What you are asked to do: Go through the listing below and list every line with "your".

==== Exercise data ====

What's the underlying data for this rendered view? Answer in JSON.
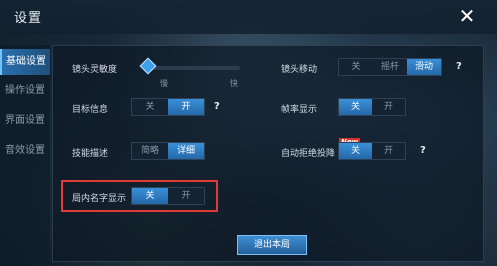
{
  "header": {
    "title": "设置",
    "close_icon": "close-icon"
  },
  "sidebar": {
    "items": [
      {
        "label": "基础设置",
        "active": true
      },
      {
        "label": "操作设置",
        "active": false
      },
      {
        "label": "界面设置",
        "active": false
      },
      {
        "label": "音效设置",
        "active": false
      }
    ]
  },
  "settings": {
    "camera_sensitivity": {
      "label": "镜头灵敏度",
      "min_label": "慢",
      "max_label": "快",
      "value": 0.03
    },
    "camera_move": {
      "label": "镜头移动",
      "options": [
        "关",
        "摇杆",
        "滑动"
      ],
      "selected": "滑动"
    },
    "target_info": {
      "label": "目标信息",
      "options": [
        "关",
        "开"
      ],
      "selected": "开"
    },
    "fps_display": {
      "label": "帧率显示",
      "options": [
        "关",
        "开"
      ],
      "selected": "关"
    },
    "skill_desc": {
      "label": "技能描述",
      "options": [
        "简略",
        "详细"
      ],
      "selected": "详细"
    },
    "auto_reject_surrender": {
      "label": "自动拒绝投降",
      "badge": "New",
      "options": [
        "关",
        "开"
      ],
      "selected": "关"
    },
    "in_game_names": {
      "label": "局内名字显示",
      "options": [
        "关",
        "开"
      ],
      "selected": "关"
    }
  },
  "help_glyph": "?",
  "footer": {
    "exit_label": "退出本局"
  },
  "colors": {
    "accent": "#2f7fc4",
    "highlight": "#e23a3a",
    "badge": "#d7332c"
  }
}
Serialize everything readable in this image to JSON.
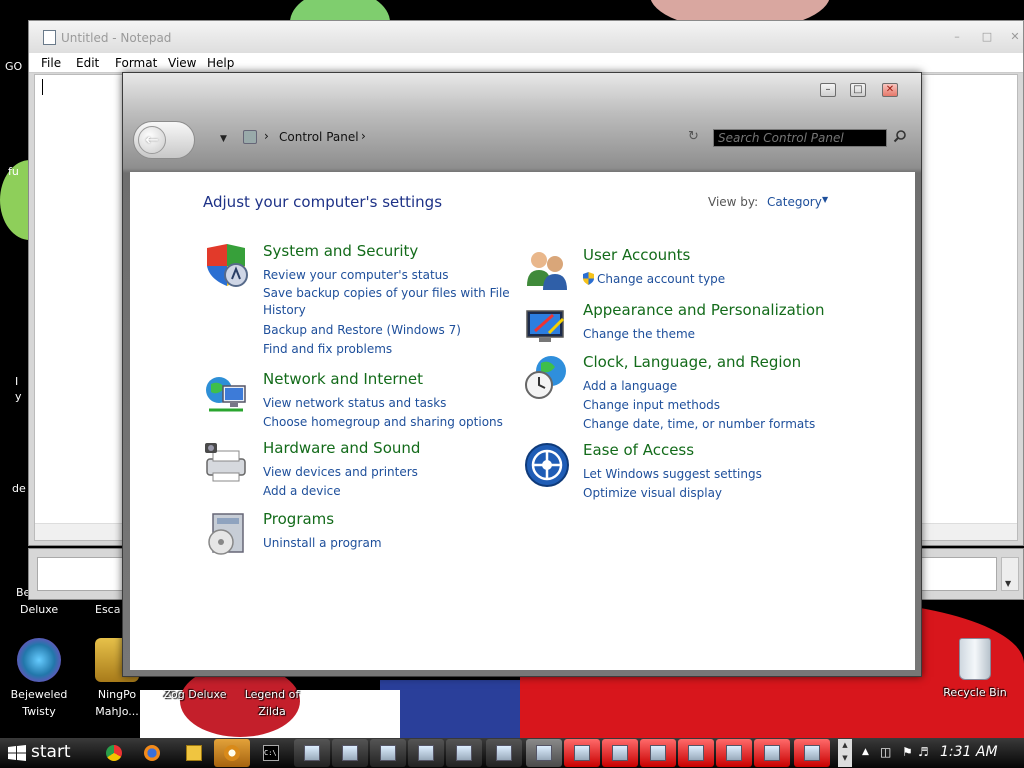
{
  "desktop": {
    "icons": [
      {
        "label": "Bejeweled Twisty"
      },
      {
        "label": "NingPo MahJo..."
      },
      {
        "label": "Zog Deluxe"
      },
      {
        "label": "Legend of Zilda"
      },
      {
        "label": "Recycle Bin"
      }
    ],
    "fragments": [
      "GO",
      "fu",
      "I",
      "y",
      "de",
      "Be",
      "Deluxe",
      "Esca"
    ]
  },
  "notepad": {
    "title": "Untitled - Notepad",
    "menu": [
      "File",
      "Edit",
      "Format",
      "View",
      "Help"
    ]
  },
  "control_panel": {
    "breadcrumb": "Control Panel",
    "search_placeholder": "Search Control Panel",
    "heading": "Adjust your computer's settings",
    "view_by_label": "View by:",
    "view_by_value": "Category",
    "categories": [
      {
        "title": "System and Security",
        "icon": "shield-icon",
        "links": [
          "Review your computer's status",
          "Save backup copies of your files with File History",
          "Backup and Restore (Windows 7)",
          "Find and fix problems"
        ]
      },
      {
        "title": "Network and Internet",
        "icon": "network-icon",
        "links": [
          "View network status and tasks",
          "Choose homegroup and sharing options"
        ]
      },
      {
        "title": "Hardware and Sound",
        "icon": "printer-icon",
        "links": [
          "View devices and printers",
          "Add a device"
        ]
      },
      {
        "title": "Programs",
        "icon": "programs-icon",
        "links": [
          "Uninstall a program"
        ]
      },
      {
        "title": "User Accounts",
        "icon": "users-icon",
        "links": [
          "Change account type"
        ]
      },
      {
        "title": "Appearance and Personalization",
        "icon": "display-icon",
        "links": [
          "Change the theme"
        ]
      },
      {
        "title": "Clock, Language, and Region",
        "icon": "globe-clock-icon",
        "links": [
          "Add a language",
          "Change input methods",
          "Change date, time, or number formats"
        ]
      },
      {
        "title": "Ease of Access",
        "icon": "ease-of-access-icon",
        "links": [
          "Let Windows suggest settings",
          "Optimize visual display"
        ]
      }
    ]
  },
  "taskbar": {
    "start_label": "start",
    "clock": "1:31 AM"
  },
  "colors": {
    "category_title": "#136b1a",
    "link": "#1e4f9b",
    "heading": "#1e3287"
  }
}
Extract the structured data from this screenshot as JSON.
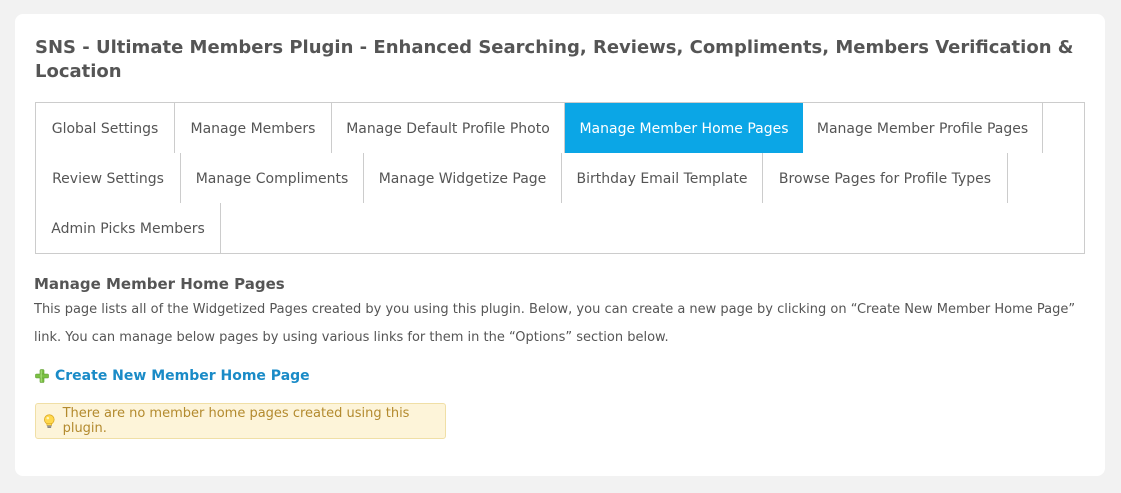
{
  "header": {
    "title": "SNS - Ultimate Members Plugin - Enhanced Searching, Reviews, Compliments, Members Verification & Location"
  },
  "tabs": [
    {
      "label": "Global Settings",
      "active": false
    },
    {
      "label": "Manage Members",
      "active": false
    },
    {
      "label": "Manage Default Profile Photo",
      "active": false
    },
    {
      "label": "Manage Member Home Pages",
      "active": true
    },
    {
      "label": "Manage Member Profile Pages",
      "active": false
    },
    {
      "label": "Review Settings",
      "active": false
    },
    {
      "label": "Manage Compliments",
      "active": false
    },
    {
      "label": "Manage Widgetize Page",
      "active": false
    },
    {
      "label": "Birthday Email Template",
      "active": false
    },
    {
      "label": "Browse Pages for Profile Types",
      "active": false
    },
    {
      "label": "Admin Picks Members",
      "active": false
    }
  ],
  "content": {
    "section_title": "Manage Member Home Pages",
    "description": "This page lists all of the Widgetized Pages created by you using this plugin. Below, you can create a new page by clicking on “Create New Member Home Page” link. You can manage below pages by using various links for them in the “Options” section below.",
    "create_link": {
      "label": "Create New Member Home Page",
      "icon": "plus-icon"
    },
    "notice": {
      "icon": "lightbulb-icon",
      "text": "There are no member home pages created using this plugin."
    }
  },
  "colors": {
    "active_tab": "#0ba6e6",
    "link": "#1a8bc7",
    "notice_background": "#fdf4d9",
    "notice_text": "#b38a2e",
    "plus_icon": "#7bc043"
  }
}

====

Expected answer:
    "heading": "Adjust your computer's settings",
          "Review your computer's status",
          "Save backup copies of your files with File History",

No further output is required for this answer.